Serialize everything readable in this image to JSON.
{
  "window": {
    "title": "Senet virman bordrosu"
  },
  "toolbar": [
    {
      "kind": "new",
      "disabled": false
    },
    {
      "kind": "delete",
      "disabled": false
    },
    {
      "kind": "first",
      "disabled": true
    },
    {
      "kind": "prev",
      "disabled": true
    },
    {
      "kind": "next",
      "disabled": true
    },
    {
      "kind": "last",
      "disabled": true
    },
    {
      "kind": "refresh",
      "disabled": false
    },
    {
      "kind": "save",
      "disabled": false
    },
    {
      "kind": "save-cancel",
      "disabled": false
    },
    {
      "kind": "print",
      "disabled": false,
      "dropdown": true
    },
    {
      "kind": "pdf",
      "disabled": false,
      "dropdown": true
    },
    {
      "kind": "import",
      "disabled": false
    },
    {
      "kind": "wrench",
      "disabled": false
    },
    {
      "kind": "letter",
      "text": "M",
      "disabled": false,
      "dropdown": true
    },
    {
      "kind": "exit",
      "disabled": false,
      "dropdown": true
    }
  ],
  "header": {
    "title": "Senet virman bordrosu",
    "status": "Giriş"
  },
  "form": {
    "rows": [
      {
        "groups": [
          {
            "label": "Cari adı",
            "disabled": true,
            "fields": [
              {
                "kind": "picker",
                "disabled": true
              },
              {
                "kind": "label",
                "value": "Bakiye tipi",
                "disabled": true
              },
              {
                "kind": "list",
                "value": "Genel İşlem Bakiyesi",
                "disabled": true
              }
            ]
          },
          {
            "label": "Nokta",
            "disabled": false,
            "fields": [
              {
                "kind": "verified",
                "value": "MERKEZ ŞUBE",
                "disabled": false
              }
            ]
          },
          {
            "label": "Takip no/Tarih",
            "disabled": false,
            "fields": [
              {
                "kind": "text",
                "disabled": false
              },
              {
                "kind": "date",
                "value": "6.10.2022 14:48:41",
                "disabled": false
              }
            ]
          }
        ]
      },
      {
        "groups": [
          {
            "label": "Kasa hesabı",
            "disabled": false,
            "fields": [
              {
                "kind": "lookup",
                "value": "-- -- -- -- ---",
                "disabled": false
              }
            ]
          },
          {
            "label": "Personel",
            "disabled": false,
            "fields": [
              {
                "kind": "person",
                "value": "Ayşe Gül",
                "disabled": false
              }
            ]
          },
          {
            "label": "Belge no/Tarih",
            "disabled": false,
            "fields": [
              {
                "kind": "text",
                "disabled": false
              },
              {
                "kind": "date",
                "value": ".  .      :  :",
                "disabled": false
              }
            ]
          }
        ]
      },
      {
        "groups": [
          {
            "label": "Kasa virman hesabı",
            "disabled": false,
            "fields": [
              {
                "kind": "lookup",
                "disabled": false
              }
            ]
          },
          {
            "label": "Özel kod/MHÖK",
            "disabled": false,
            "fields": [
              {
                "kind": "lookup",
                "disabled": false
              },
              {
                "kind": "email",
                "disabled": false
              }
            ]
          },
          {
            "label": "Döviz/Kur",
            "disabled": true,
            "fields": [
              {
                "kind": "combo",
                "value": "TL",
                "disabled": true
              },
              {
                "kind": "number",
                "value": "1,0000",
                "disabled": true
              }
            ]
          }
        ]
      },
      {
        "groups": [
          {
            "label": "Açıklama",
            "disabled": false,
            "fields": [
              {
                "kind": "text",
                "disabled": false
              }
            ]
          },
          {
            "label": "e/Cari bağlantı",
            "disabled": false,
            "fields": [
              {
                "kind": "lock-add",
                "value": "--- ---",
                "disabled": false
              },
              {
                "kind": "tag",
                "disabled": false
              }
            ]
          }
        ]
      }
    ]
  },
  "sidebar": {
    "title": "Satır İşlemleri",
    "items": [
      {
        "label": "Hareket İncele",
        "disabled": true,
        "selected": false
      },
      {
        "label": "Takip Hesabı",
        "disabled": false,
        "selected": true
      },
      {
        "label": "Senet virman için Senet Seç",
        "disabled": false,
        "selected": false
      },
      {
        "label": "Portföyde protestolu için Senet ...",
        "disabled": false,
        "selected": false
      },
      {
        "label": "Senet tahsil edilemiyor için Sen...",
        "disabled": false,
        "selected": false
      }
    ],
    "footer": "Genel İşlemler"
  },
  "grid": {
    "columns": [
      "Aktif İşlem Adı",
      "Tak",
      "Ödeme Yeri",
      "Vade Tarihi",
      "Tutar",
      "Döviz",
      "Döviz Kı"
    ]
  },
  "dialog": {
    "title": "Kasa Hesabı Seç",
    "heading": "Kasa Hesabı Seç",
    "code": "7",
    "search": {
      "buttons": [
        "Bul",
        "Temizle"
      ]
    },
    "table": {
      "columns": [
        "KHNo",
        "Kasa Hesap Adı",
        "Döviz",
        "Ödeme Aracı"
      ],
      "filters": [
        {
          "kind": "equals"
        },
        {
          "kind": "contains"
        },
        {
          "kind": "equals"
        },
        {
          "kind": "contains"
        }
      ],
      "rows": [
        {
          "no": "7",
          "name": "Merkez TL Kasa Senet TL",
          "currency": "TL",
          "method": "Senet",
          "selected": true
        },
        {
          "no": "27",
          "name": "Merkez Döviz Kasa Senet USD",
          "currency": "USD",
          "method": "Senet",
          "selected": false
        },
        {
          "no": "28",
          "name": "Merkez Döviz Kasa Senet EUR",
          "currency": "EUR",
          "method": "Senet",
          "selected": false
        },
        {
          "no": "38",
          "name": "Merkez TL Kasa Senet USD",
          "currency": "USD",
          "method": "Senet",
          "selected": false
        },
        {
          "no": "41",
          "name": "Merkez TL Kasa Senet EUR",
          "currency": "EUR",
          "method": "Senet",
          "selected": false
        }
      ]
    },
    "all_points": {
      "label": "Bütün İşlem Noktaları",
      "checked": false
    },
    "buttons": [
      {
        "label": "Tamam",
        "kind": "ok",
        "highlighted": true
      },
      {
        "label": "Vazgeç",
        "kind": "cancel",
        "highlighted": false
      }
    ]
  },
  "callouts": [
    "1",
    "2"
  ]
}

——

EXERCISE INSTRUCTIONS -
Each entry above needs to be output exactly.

RESPONSE TO THIS TASK -
Serialize everything readable in this image to JSON.
{
  "window": {
    "title": "Senet virman bordrosu"
  },
  "toolbar": [
    {
      "kind": "new",
      "disabled": false
    },
    {
      "kind": "delete",
      "disabled": false
    },
    {
      "kind": "first",
      "disabled": true
    },
    {
      "kind": "prev",
      "disabled": true
    },
    {
      "kind": "next",
      "disabled": true
    },
    {
      "kind": "last",
      "disabled": true
    },
    {
      "kind": "refresh",
      "disabled": false
    },
    {
      "kind": "save",
      "disabled": false
    },
    {
      "kind": "save-cancel",
      "disabled": false
    },
    {
      "kind": "print",
      "disabled": false,
      "dropdown": true
    },
    {
      "kind": "pdf",
      "disabled": false,
      "dropdown": true
    },
    {
      "kind": "import",
      "disabled": false
    },
    {
      "kind": "wrench",
      "disabled": false
    },
    {
      "kind": "letter",
      "text": "M",
      "disabled": false,
      "dropdown": true
    },
    {
      "kind": "exit",
      "disabled": false,
      "dropdown": true
    }
  ],
  "header": {
    "title": "Senet virman bordrosu",
    "status": "Giriş"
  },
  "form": {
    "rows": [
      {
        "groups": [
          {
            "label": "Cari adı",
            "disabled": true,
            "fields": [
              {
                "kind": "picker",
                "disabled": true
              },
              {
                "kind": "label",
                "value": "Bakiye tipi",
                "disabled": true
              },
              {
                "kind": "list",
                "value": "Genel İşlem Bakiyesi",
                "disabled": true
              }
            ]
          },
          {
            "label": "Nokta",
            "disabled": false,
            "fields": [
              {
                "kind": "verified",
                "value": "MERKEZ ŞUBE",
                "disabled": false
              }
            ]
          },
          {
            "label": "Takip no/Tarih",
            "disabled": false,
            "fields": [
              {
                "kind": "text",
                "disabled": false
              },
              {
                "kind": "date",
                "value": "6.10.2022 14:48:41",
                "disabled": false
              }
            ]
          }
        ]
      },
      {
        "groups": [
          {
            "label": "Kasa hesabı",
            "disabled": false,
            "fields": [
              {
                "kind": "lookup",
                "value": "-- -- -- -- ---",
                "disabled": false
              }
            ]
          },
          {
            "label": "Personel",
            "disabled": false,
            "fields": [
              {
                "kind": "person",
                "value": "Ayşe Gül",
                "disabled": false
              }
            ]
          },
          {
            "label": "Belge no/Tarih",
            "disabled": false,
            "fields": [
              {
                "kind": "text",
                "disabled": false
              },
              {
                "kind": "date",
                "value": ".  .      :  :",
                "disabled": false
              }
            ]
          }
        ]
      },
      {
        "groups": [
          {
            "label": "Kasa virman hesabı",
            "disabled": false,
            "fields": [
              {
                "kind": "lookup",
                "disabled": false
              }
            ]
          },
          {
            "label": "Özel kod/MHÖK",
            "disabled": false,
            "fields": [
              {
                "kind": "lookup",
                "disabled": false
              },
              {
                "kind": "email",
                "disabled": false
              }
            ]
          },
          {
            "label": "Döviz/Kur",
            "disabled": true,
            "fields": [
              {
                "kind": "combo",
                "value": "TL",
                "disabled": true
              },
              {
                "kind": "number",
                "value": "1,0000",
                "disabled": true
              }
            ]
          }
        ]
      },
      {
        "groups": [
          {
            "label": "Açıklama",
            "disabled": false,
            "fields": [
              {
                "kind": "text",
                "disabled": false
              }
            ]
          },
          {
            "label": "e/Cari bağlantı",
            "disabled": false,
            "fields": [
              {
                "kind": "lock-add",
                "value": "--- ---",
                "disabled": false
              },
              {
                "kind": "tag",
                "disabled": false
              }
            ]
          }
        ]
      }
    ]
  },
  "sidebar": {
    "title": "Satır İşlemleri",
    "items": [
      {
        "label": "Hareket İncele",
        "disabled": true,
        "selected": false
      },
      {
        "label": "Takip Hesabı",
        "disabled": false,
        "selected": true
      },
      {
        "label": "Senet virman için Senet Seç",
        "disabled": false,
        "selected": false
      },
      {
        "label": "Portföyde protestolu için Senet ...",
        "disabled": false,
        "selected": false
      },
      {
        "label": "Senet tahsil edilemiyor için Sen...",
        "disabled": false,
        "selected": false
      }
    ],
    "footer": "Genel İşlemler"
  },
  "grid": {
    "columns": [
      "Aktif İşlem Adı",
      "Tak",
      "Ödeme Yeri",
      "Vade Tarihi",
      "Tutar",
      "Döviz",
      "Döviz Kı"
    ]
  },
  "dialog": {
    "title": "Kasa Hesabı Seç",
    "heading": "Kasa Hesabı Seç",
    "code": "7",
    "search": {
      "buttons": [
        "Bul",
        "Temizle"
      ]
    },
    "table": {
      "columns": [
        "KHNo",
        "Kasa Hesap Adı",
        "Döviz",
        "Ödeme Aracı"
      ],
      "filters": [
        {
          "kind": "equals"
        },
        {
          "kind": "contains"
        },
        {
          "kind": "equals"
        },
        {
          "kind": "contains"
        }
      ],
      "rows": [
        {
          "no": "7",
          "name": "Merkez TL Kasa Senet TL",
          "currency": "TL",
          "method": "Senet",
          "selected": true
        },
        {
          "no": "27",
          "name": "Merkez Döviz Kasa Senet USD",
          "currency": "USD",
          "method": "Senet",
          "selected": false
        },
        {
          "no": "28",
          "name": "Merkez Döviz Kasa Senet EUR",
          "currency": "EUR",
          "method": "Senet",
          "selected": false
        },
        {
          "no": "38",
          "name": "Merkez TL Kasa Senet USD",
          "currency": "USD",
          "method": "Senet",
          "selected": false
        },
        {
          "no": "41",
          "name": "Merkez TL Kasa Senet EUR",
          "currency": "EUR",
          "method": "Senet",
          "selected": false
        }
      ]
    },
    "all_points": {
      "label": "Bütün İşlem Noktaları",
      "checked": false
    },
    "buttons": [
      {
        "label": "Tamam",
        "kind": "ok",
        "highlighted": true
      },
      {
        "label": "Vazgeç",
        "kind": "cancel",
        "highlighted": false
      }
    ]
  },
  "callouts": [
    "1",
    "2"
  ]
}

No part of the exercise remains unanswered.